When asked which “team” I was on, I explained that I was “Team Humanity.” I told them I thought the Hamas attacks on civilians in Israel were horrific. And I told them I thought Israel’s bombing campaign inside of Gaza was also horrific. Then, I emphasized that I was more curious about what they knew and thought.
Most of my students had taken Global History or AP World History class the year before, so they shared what they knew about the region —how both Jewish and Palestinian people ended up living there, the origins of the conflict, and what led up to this most recent tragic chapter in the two peoples’ fraught history.
Since I have a truly diverse population of students in my classroom, the teens shared multiple perspectives about what happened and how they felt about it. Some brought up the rise in present-day antisemitism. Others shared about what they see as 75 years of Israeli government abuse of the Palestinian people. Some students opened up about their fears of being Muslim since they heard from parents and others about the rise in Islamophobia that followed 9/11.
It was a tense conversation for me as a teacher who wants all my students to feel safe in class. With every raised hand, I was worried that a student would say something that might offend one of their peers. I did not want to replicate IRL what I was seeing online — adults in my feed fighting about Israel and Palestine, offending one another, and even losing friendships over it.
That did not happen in my class.
I did my best to ensure my students felt safe and heard. While that is what young people need right now, several of my students said this was the first time they had spoken formally in class about the topic all week. I understand why teachers are afraid to bring it up; I, too, was afraid.
However, I felt a tremendous relief and a sense of hope after the conversation. My biggest takeaway: Moments like this are why classrooms need to remain spaces where complex and sometimes controversial topics are discussed and where students feel comfortable sharing. That’s precisely why the laws intended to put a chill on discussing “divisive subjects” in school are doing a real disservice to young people and our nation.

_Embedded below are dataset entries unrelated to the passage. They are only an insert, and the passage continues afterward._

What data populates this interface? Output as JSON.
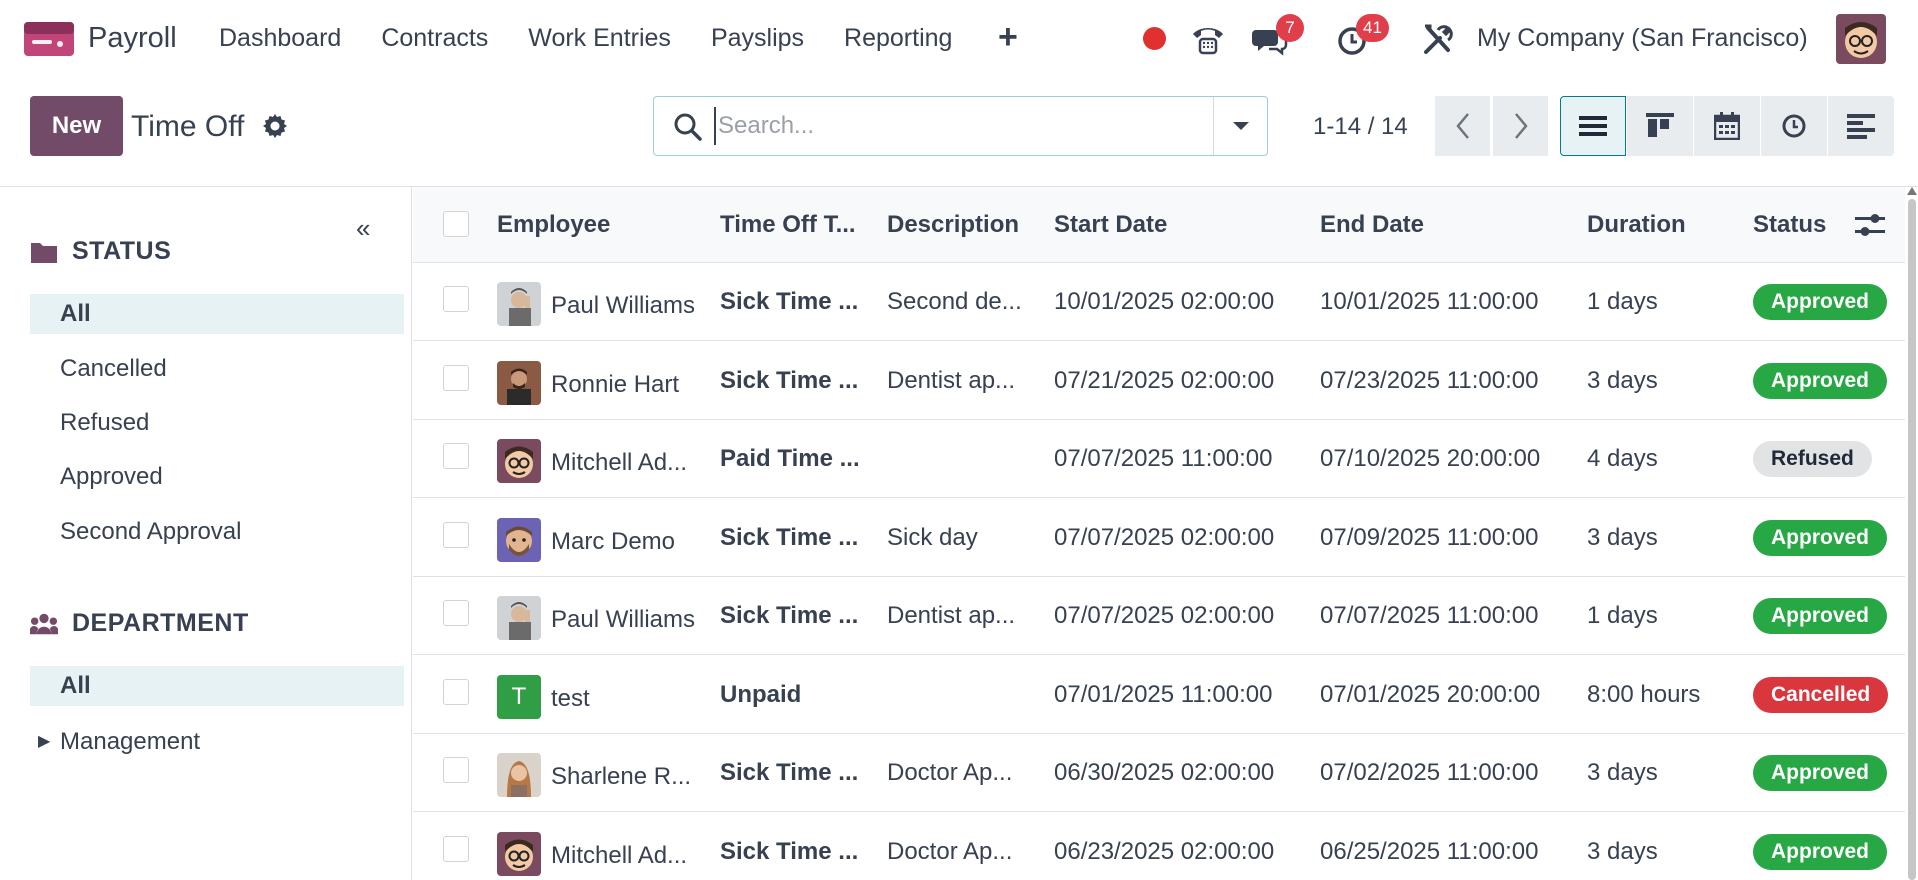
{
  "navbar": {
    "app_name": "Payroll",
    "menu": [
      "Dashboard",
      "Contracts",
      "Work Entries",
      "Payslips",
      "Reporting"
    ],
    "plus": "+",
    "messages_count": "7",
    "activities_count": "41",
    "company": "My Company (San Francisco)"
  },
  "control": {
    "new_label": "New",
    "breadcrumb": "Time Off",
    "search_placeholder": "Search...",
    "pager": "1-14 / 14"
  },
  "sidebar": {
    "collapse": "«",
    "status_title": "STATUS",
    "status_items": [
      "All",
      "Cancelled",
      "Refused",
      "Approved",
      "Second Approval"
    ],
    "department_title": "DEPARTMENT",
    "department_items": [
      "All",
      "Management"
    ]
  },
  "list": {
    "headers": [
      "Employee",
      "Time Off T...",
      "Description",
      "Start Date",
      "End Date",
      "Duration",
      "Status"
    ],
    "rows": [
      {
        "employee": "Paul Williams",
        "type": "Sick Time ...",
        "description": "Second de...",
        "start": "10/01/2025 02:00:00",
        "end": "10/01/2025 11:00:00",
        "duration": "1 days",
        "status": "Approved"
      },
      {
        "employee": "Ronnie Hart",
        "type": "Sick Time ...",
        "description": "Dentist ap...",
        "start": "07/21/2025 02:00:00",
        "end": "07/23/2025 11:00:00",
        "duration": "3 days",
        "status": "Approved"
      },
      {
        "employee": "Mitchell Ad...",
        "type": "Paid Time ...",
        "description": "",
        "start": "07/07/2025 11:00:00",
        "end": "07/10/2025 20:00:00",
        "duration": "4 days",
        "status": "Refused"
      },
      {
        "employee": "Marc Demo",
        "type": "Sick Time ...",
        "description": "Sick day",
        "start": "07/07/2025 02:00:00",
        "end": "07/09/2025 11:00:00",
        "duration": "3 days",
        "status": "Approved"
      },
      {
        "employee": "Paul Williams",
        "type": "Sick Time ...",
        "description": "Dentist ap...",
        "start": "07/07/2025 02:00:00",
        "end": "07/07/2025 11:00:00",
        "duration": "1 days",
        "status": "Approved"
      },
      {
        "employee": "test",
        "type": "Unpaid",
        "description": "",
        "start": "07/01/2025 11:00:00",
        "end": "07/01/2025 20:00:00",
        "duration": "8:00 hours",
        "status": "Cancelled",
        "initial": "T"
      },
      {
        "employee": "Sharlene R...",
        "type": "Sick Time ...",
        "description": "Doctor Ap...",
        "start": "06/30/2025 02:00:00",
        "end": "07/02/2025 11:00:00",
        "duration": "3 days",
        "status": "Approved"
      },
      {
        "employee": "Mitchell Ad...",
        "type": "Sick Time ...",
        "description": "Doctor Ap...",
        "start": "06/23/2025 02:00:00",
        "end": "06/25/2025 11:00:00",
        "duration": "3 days",
        "status": "Approved"
      }
    ]
  },
  "colors": {
    "primary": "#714b67",
    "approved": "#28a745",
    "cancelled": "#d9363e",
    "refused_bg": "#e2e3e5",
    "badge": "#e03e4b",
    "teal": "#017e84"
  }
}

If students do not learn how to have these discussions in a K-12 setting, then where will they attain this essential skill? We must teach young people how to engage empathically in civil discourse and to think critically about complicated topics. World events, like the tragedies we are now witnessing in the Middle East, are mostly out of our control. What we can control is how we respond to them. And education is one of the only reliable antidotes to all the hate and suffering.
Sari Beth Rosenberg has been teaching U.S. History and AP U.S. History at a New York City public high school for nearly 22 years. She co-hosts the PBS NewsHour Classroom Educator Zoom series and the Grifty Podcast. She often writes social studies curriculum and lessons for the New York City Department of Education. Rosenberg has been featured in The New York Times, The Washington Post, Reuters, CNN, NBC News, and many other outlets. She co-founded Teachers Unify Against Gun Violence and is a senior advisor for Voters of Tomorrow. You can follow her on Twitter, Threads, Instagram, TikTok, and Substack, where a version of this essay first appeared.
Chalkbeat is a nonprofit news site covering educational change in public schools.